In the community hall there are memorabilia about and from HMCS Rockcliffe – an Algerine Class minesweeper – that served during the Second World War, and also a plaque and honour roll dedicated to residents who served.[12]

There is no commercial activity in the village.

Stornoway, residence of Canada's Leader of the Opposition

Rockcliffe Park is and has been home to many Ottawa notables, including former prime ministers, senior civil servants, corporate leaders and many ambassadors to Canada. The Dutch Royal Family lived here during the Second World War.[13] Their former home, Stornoway, is now the residence of the leader of the Canadian Official Opposition. Rockcliffe Park Public School, which was attended by the eldest princess, Beatrix, now calls its gymnasium Queen Juliana Hall.
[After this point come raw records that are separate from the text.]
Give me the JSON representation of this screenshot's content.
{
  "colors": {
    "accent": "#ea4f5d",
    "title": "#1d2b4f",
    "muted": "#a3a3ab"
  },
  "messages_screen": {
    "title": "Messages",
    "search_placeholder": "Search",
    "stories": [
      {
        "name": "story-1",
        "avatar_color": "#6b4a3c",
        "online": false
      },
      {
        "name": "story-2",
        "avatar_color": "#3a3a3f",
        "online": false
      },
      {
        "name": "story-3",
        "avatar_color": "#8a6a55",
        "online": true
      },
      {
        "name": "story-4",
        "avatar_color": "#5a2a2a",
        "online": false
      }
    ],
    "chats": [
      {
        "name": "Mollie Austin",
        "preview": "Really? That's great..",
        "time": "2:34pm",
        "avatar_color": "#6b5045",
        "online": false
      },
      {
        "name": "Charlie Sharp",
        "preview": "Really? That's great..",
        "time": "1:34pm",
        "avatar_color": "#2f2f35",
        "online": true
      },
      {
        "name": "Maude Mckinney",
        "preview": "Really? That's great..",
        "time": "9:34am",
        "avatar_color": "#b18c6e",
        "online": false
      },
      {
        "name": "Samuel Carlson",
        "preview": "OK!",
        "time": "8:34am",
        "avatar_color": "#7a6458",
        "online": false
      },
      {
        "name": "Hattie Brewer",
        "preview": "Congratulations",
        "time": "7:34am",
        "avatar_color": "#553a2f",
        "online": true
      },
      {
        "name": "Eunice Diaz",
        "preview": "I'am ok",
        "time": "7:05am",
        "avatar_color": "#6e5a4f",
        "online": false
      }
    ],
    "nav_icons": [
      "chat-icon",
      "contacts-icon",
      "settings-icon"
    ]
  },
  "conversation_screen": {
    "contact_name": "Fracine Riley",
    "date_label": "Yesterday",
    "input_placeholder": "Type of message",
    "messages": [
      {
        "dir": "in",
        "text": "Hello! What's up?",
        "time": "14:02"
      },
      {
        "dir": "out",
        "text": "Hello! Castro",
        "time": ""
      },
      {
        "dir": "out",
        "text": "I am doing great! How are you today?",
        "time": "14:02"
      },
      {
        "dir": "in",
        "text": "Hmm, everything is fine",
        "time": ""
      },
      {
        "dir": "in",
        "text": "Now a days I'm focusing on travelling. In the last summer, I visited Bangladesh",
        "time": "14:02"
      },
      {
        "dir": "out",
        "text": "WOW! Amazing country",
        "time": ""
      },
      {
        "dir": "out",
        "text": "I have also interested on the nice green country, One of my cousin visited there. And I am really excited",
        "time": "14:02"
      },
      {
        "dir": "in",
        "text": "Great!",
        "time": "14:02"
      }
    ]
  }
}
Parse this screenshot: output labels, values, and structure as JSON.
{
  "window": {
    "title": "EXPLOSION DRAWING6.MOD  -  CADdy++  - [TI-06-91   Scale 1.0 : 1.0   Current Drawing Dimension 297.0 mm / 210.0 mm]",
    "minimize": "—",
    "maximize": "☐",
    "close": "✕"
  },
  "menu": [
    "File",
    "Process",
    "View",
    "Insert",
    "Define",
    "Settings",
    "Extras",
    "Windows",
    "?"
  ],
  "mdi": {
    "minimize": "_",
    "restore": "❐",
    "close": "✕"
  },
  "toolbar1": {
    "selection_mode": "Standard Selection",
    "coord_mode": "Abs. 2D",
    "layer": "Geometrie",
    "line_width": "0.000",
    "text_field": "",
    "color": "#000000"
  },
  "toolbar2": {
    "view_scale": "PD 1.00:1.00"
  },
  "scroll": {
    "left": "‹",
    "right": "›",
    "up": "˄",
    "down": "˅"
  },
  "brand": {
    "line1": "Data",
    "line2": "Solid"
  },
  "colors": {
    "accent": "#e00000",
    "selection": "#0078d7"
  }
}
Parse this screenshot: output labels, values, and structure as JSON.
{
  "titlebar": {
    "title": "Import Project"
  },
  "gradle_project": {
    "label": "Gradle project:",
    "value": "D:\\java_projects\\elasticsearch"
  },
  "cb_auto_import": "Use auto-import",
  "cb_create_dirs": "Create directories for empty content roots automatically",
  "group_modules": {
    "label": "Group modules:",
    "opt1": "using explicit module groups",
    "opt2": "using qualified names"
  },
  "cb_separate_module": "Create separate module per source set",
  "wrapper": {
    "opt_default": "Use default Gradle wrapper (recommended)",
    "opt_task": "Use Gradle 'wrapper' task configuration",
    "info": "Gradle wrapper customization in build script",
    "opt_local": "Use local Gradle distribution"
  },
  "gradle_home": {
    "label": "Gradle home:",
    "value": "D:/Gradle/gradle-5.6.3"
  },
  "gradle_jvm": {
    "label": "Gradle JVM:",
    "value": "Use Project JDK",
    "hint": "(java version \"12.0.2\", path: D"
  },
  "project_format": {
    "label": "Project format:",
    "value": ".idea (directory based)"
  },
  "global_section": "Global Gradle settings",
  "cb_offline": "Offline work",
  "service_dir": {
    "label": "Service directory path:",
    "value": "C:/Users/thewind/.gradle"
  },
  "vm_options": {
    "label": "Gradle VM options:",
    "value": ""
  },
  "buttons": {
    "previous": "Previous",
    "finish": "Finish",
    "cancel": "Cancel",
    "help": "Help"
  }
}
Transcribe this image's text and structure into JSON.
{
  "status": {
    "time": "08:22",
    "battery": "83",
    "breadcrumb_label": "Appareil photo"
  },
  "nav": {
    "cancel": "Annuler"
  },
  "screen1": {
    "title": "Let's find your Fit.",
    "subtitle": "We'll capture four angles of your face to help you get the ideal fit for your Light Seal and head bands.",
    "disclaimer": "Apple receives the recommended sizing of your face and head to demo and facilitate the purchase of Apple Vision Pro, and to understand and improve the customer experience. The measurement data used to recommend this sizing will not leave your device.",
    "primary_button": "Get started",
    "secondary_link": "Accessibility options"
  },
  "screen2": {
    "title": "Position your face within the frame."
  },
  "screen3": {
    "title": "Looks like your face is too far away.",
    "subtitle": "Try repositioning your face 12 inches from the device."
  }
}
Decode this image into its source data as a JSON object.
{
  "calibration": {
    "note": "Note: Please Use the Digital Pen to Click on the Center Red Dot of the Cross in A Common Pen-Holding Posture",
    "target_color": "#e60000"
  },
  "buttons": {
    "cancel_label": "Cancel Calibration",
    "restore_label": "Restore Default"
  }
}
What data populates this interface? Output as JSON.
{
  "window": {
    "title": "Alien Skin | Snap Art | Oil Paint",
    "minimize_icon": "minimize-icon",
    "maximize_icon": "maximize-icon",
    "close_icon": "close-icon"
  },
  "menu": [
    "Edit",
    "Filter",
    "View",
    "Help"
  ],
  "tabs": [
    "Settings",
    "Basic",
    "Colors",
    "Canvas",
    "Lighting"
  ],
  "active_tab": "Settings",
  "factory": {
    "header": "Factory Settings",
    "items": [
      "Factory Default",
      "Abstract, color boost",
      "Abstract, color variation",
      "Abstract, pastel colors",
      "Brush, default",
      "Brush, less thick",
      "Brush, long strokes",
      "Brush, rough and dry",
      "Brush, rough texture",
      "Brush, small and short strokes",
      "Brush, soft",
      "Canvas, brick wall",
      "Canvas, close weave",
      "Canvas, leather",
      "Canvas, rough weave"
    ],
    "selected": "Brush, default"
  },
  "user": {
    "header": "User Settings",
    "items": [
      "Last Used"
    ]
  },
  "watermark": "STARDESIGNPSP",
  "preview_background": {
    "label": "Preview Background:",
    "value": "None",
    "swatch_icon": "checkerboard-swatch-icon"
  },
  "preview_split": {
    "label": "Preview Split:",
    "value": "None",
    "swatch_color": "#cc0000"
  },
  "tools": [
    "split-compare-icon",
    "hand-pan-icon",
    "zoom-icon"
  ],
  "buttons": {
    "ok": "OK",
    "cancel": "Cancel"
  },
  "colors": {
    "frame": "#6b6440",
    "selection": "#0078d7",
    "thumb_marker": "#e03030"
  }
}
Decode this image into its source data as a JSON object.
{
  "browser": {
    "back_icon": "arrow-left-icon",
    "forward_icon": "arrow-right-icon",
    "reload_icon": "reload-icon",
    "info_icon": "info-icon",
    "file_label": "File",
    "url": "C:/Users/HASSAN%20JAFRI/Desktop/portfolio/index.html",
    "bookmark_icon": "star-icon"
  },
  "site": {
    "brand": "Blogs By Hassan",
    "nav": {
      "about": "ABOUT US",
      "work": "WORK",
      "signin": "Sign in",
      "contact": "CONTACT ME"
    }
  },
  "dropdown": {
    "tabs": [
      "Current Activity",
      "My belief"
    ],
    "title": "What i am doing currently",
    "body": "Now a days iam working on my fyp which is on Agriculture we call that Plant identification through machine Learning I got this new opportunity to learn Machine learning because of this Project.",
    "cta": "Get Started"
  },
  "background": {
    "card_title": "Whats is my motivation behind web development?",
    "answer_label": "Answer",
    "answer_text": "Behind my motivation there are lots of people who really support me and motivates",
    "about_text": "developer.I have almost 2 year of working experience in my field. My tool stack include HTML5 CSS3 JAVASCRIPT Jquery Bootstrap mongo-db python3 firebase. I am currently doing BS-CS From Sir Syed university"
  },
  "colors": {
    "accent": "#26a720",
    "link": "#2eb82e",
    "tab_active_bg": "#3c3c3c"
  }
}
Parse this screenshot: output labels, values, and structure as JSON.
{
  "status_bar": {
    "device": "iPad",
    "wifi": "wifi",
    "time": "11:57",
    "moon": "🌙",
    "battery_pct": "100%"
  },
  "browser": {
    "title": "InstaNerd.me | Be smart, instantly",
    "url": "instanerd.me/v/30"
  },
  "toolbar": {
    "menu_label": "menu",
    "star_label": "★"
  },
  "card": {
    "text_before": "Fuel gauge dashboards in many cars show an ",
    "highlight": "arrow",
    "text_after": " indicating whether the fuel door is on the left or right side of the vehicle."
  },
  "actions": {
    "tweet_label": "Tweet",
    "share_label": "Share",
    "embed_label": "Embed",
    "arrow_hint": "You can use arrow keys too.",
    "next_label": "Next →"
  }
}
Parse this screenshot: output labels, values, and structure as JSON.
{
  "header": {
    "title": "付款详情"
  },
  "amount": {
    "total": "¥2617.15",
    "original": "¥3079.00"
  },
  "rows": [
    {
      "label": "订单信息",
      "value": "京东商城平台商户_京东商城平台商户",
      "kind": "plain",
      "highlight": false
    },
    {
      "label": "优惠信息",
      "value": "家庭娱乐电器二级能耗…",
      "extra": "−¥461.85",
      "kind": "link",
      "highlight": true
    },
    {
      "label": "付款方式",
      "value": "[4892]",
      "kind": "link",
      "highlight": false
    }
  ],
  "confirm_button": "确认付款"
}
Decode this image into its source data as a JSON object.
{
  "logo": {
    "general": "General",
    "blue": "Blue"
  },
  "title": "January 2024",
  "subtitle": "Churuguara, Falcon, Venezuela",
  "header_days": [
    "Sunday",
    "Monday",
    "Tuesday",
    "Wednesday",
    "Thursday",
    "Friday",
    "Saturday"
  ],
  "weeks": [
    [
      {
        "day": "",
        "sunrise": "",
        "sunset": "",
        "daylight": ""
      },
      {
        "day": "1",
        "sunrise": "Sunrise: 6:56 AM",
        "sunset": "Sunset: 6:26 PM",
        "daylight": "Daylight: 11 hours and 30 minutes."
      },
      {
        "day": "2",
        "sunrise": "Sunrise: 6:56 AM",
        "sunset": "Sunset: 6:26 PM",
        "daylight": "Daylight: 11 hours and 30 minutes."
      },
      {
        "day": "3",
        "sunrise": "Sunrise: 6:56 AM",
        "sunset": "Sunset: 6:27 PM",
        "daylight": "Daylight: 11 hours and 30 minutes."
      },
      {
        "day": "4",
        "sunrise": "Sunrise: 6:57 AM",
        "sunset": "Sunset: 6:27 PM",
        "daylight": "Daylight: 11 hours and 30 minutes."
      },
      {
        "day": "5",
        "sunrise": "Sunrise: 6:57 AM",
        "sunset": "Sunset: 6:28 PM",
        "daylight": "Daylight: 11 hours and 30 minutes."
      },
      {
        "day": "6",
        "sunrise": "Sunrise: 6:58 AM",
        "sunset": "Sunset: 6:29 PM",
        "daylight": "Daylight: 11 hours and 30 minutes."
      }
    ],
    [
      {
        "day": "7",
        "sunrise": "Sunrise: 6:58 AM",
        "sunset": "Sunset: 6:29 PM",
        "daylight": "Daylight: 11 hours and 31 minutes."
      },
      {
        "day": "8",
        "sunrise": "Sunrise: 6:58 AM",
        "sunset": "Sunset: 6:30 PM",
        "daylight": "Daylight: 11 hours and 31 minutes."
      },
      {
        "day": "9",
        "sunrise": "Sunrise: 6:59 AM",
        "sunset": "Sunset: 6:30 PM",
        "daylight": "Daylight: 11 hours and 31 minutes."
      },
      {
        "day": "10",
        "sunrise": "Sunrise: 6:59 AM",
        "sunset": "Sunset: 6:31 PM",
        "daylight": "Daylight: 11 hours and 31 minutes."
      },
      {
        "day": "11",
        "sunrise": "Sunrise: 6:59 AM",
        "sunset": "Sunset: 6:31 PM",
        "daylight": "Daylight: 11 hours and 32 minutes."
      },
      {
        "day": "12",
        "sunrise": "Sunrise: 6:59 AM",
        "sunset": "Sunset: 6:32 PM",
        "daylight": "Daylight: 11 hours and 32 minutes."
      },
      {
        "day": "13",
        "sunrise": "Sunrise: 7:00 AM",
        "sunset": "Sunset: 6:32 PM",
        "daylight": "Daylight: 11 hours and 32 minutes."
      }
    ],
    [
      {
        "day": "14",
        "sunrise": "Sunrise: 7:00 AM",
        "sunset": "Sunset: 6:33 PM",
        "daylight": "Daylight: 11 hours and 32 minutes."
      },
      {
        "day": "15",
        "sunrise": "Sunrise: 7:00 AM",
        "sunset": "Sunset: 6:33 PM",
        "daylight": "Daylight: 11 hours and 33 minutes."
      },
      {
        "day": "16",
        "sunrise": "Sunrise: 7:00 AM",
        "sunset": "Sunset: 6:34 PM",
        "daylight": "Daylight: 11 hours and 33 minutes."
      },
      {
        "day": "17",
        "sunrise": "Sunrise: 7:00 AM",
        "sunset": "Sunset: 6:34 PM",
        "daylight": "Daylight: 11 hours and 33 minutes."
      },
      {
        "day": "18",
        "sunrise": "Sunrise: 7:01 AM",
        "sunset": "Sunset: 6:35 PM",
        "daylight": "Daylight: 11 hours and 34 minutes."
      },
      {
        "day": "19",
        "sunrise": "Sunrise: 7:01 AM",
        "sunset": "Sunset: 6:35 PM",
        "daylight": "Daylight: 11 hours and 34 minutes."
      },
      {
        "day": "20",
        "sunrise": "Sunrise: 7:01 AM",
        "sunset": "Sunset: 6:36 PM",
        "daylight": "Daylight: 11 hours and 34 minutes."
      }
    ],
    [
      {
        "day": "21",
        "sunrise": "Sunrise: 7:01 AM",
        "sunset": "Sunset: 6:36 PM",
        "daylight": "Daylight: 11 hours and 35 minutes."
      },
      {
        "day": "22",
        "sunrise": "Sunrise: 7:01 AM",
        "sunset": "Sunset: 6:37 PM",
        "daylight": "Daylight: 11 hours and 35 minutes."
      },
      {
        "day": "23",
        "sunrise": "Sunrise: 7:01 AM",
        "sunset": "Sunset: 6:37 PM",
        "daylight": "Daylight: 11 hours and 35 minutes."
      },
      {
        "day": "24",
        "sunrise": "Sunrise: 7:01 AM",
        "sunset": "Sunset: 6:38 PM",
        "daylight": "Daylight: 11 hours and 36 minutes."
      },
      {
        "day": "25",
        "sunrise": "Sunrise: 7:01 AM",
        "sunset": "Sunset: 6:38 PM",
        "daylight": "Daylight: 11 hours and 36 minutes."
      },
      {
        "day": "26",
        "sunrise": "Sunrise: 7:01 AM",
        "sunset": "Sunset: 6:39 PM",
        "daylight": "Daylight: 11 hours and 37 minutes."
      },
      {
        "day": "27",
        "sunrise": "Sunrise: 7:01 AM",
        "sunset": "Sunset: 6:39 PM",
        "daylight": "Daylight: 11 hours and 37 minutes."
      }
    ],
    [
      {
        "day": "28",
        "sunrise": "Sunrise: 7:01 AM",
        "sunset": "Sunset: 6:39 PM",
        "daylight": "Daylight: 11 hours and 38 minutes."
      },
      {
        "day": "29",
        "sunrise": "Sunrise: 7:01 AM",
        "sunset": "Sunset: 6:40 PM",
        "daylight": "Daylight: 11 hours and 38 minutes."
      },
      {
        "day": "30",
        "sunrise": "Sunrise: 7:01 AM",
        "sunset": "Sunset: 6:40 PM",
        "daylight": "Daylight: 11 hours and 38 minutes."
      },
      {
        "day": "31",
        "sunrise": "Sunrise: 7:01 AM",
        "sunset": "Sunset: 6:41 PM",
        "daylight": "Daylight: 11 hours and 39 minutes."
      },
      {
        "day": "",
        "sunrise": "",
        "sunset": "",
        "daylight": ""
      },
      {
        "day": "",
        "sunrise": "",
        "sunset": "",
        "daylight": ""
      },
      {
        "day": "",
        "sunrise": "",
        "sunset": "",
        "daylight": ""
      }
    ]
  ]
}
According to the Canada 2016 Census:[14]

  • Population: 1,932
  • % Change (2011–2016): −4.4
  • Dwellings: 785
  • Area (km².): 1.76
  • Density (persons per km².): 1094.7

Average salary in Rockcliffe Park is $119,377, whereas the average salary in Ottawa is $53,250.

The benchmark price for a single family home in Rockcliffe Park was $1,516,300 in August 2017, compared to $398,400 for the city of Ottawa as a whole.[15]

Reeves and Mayors[edit]

The leading politician of Rockcliffe Park was known as the Reeve until the 1980s when that position was redesignated as Mayor.

  • 1926–1928: David L. McKeand
  • 1928–1932: R. E. Wodehouse
  • 1933–1938: C. P. Edwards
  • 1938–1954: D. P. Cruikshank
  • 1954–1956: James Hyndman
  • 1956–1965: Denis Coolican
  • 1965–1974: Alan O. Gibbons
  • 1974–1978: Ronald Clark
  • 1978–1985: Beryl Plumptre
  • 1985–2000: Patrick Murray

See also[edit]


  1. ^
  2. ^ "Statistics Canada: 2011 Census Profile". 8 February 2012.
  3. ^
  4. ^ Rockcliffe Park: A History of the Village. Ottawa: Friends of the Village of Rockcliffe Park Foundation. 2005. ISBN 0-9739356-0-X.
  5. ^
  6. ^
  7. ^ City of Ottawa By-Law No. 2016-89
  8. ^
  9. ^ "Appeal tribunal allows demolition of Rockcliffe Park home, overturning council decision to protect property".
  10. ^
  11. ^
  12. ^ Village of Rockcliffe Park War memorial plaque
  13. ^[bare URL]
  14. ^ "Census Profile, 2016 Census - 5050110.00 [Census tract], Ontario and Canada [Country]". 8 February 2017.
  15. ^ "Ottawa's great housing divide: Prices surge in the west, lag in the east".
  • "Rockcliffe Park Official Plan, 1993" (PDF). Archived from the original (PDF) on 2004-08-04. (231 KiB), accessed 20 January 2007
  • Edmond, Martha (2005). Rockcliffe Park: A History of the Village. Ottawa: Friends of the Village of Rockcliffe Park Foundation. ISBN 0-9739356-0-X.
  • Serré, Robert (2008). Pioneer families of Rockcliffe Annex and Manor Park in Gloucester Township. Ottawa, Ontario: Gloucester Historical Society.

External links[edit]